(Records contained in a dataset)
■ ■ ■ ■ ■

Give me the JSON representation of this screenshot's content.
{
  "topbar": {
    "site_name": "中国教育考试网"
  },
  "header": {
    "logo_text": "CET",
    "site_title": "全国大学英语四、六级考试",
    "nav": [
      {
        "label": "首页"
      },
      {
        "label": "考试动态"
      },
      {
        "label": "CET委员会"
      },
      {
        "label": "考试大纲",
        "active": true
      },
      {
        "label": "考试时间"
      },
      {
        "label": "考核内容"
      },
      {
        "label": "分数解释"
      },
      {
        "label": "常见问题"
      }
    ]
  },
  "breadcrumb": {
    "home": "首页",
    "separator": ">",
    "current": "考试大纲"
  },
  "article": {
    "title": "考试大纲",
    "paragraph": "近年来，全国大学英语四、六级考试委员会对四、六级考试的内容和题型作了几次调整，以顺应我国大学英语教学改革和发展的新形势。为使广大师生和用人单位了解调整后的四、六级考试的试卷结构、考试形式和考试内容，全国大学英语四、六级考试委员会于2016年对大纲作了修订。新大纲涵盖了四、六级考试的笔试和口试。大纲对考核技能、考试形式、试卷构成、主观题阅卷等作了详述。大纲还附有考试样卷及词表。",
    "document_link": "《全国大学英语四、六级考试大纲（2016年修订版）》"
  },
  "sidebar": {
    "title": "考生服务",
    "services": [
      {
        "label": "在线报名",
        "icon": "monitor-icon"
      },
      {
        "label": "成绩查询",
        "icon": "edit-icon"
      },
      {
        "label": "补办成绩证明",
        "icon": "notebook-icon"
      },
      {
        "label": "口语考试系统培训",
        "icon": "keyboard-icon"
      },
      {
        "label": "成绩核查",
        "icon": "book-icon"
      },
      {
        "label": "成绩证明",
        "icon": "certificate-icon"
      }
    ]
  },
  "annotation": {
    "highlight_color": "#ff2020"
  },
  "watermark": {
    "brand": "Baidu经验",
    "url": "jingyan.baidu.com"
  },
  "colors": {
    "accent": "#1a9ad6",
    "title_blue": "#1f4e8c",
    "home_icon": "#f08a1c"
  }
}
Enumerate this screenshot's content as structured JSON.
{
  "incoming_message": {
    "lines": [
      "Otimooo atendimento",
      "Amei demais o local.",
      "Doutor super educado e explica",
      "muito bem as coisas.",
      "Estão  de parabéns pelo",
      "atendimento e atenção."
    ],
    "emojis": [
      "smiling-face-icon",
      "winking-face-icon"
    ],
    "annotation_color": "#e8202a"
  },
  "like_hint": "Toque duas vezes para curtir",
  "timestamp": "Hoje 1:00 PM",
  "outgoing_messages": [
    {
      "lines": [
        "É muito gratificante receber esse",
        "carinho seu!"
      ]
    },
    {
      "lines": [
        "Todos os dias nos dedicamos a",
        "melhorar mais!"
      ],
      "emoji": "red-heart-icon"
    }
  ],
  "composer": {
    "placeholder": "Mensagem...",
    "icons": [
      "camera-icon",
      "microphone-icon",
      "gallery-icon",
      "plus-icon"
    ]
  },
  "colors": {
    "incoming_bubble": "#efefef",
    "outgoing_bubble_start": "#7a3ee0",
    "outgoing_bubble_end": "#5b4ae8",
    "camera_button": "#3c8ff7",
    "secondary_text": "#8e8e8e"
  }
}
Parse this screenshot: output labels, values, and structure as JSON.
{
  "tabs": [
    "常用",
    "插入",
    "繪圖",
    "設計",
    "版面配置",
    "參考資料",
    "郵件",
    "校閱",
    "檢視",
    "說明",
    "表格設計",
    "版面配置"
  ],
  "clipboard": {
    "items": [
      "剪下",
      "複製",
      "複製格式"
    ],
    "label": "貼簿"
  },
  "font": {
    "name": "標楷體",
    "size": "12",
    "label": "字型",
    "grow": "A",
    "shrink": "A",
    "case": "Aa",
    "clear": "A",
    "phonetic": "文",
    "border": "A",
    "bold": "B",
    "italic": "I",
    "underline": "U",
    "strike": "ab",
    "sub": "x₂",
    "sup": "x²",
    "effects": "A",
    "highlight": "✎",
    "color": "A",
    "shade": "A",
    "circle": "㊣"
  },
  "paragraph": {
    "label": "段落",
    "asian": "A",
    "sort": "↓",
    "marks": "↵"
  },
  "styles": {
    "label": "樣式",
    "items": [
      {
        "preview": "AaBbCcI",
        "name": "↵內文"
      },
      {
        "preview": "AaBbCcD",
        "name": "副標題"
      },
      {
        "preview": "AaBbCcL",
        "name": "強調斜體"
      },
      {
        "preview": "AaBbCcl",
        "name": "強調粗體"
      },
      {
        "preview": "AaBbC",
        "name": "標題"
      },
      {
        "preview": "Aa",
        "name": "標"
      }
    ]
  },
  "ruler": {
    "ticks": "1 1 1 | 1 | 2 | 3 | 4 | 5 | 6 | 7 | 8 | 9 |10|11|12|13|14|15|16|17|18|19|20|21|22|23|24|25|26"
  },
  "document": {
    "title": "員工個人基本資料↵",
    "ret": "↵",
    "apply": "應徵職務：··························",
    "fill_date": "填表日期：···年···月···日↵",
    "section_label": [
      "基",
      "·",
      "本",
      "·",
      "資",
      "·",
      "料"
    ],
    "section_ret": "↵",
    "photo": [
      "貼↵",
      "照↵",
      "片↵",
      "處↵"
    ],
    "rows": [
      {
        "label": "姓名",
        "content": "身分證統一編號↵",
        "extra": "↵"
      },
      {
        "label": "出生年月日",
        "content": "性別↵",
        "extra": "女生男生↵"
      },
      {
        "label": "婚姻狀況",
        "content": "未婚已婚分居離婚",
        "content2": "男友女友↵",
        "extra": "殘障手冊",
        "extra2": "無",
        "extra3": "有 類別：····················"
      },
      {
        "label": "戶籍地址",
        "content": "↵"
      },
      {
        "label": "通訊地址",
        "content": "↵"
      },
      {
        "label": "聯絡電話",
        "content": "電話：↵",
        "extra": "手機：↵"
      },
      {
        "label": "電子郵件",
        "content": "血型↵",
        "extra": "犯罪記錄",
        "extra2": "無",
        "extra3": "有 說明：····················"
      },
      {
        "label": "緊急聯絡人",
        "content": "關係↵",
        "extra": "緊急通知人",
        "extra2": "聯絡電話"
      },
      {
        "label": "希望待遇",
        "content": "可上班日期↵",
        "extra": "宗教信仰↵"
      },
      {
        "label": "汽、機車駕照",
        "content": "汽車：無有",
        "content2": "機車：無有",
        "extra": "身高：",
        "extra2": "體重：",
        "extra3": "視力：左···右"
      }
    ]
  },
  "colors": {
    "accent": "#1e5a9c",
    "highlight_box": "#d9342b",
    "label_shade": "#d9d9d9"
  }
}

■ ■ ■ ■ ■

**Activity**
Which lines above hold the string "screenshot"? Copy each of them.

**Solution to this exercise**
Give me the JSON representation of this screenshot's content.
Enumerate this screenshot's content as structured JSON.
Parse this screenshot: output labels, values, and structure as JSON.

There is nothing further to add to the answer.